Robert Fellner

Policy Director

Robert Fellner joined the Nevada Policy in December 2013 and currently serves as Policy Director. Robert has written extensively on the issue of transparency in government. He has also developed and directed Nevada Policy’s public-interest litigation strategy, which led to two landmark victories before the Nevada Supreme Court. The first resulted in a decision that expanded the public’s right to access government records, while the second led to expanded taxpayer standing for constitutional challenges in Nevada.

An expert on government compensation and its impact on taxes, Robert has authored multiple studies on public pay and pensions. He has been published in Business Insider, Forbes.com, the Las Vegas Review-Journal, the Los Angeles Times, the Orange County Register, RealClearPolicy.com, the San Diego Union-Tribune, the Wall Street Journal, the Washington Examiner, ZeroHedge.com and elsewhere.

Robert has lived in Las Vegas since 2005 when he moved to Nevada to become a professional poker player. Robert has had a remarkably successfully poker career including two top 10 World Series of Poker finishes and being ranked #1 in the world at 10/20 Pot-Limit Omaha cash games.

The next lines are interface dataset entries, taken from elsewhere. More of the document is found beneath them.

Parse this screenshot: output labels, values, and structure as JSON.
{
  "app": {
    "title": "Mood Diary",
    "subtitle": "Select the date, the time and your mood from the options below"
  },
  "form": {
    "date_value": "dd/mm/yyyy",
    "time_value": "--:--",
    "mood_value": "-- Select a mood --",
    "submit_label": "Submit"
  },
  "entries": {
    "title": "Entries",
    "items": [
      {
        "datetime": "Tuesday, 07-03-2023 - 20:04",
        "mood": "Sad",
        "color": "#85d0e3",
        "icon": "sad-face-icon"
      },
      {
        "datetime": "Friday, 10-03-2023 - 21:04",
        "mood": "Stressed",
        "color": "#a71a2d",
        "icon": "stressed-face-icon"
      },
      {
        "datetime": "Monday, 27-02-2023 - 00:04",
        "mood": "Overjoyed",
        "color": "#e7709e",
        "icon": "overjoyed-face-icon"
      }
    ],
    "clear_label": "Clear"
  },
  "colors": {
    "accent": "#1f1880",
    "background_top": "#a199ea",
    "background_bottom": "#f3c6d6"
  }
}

Additionally, his economic analysis on the minimum wage won first place in a 2011 George Mason University essay contest. He also independently organized a successful grassroots media and fundraising effort for a 2012 presidential candidate, before joining the campaign in an official capacity.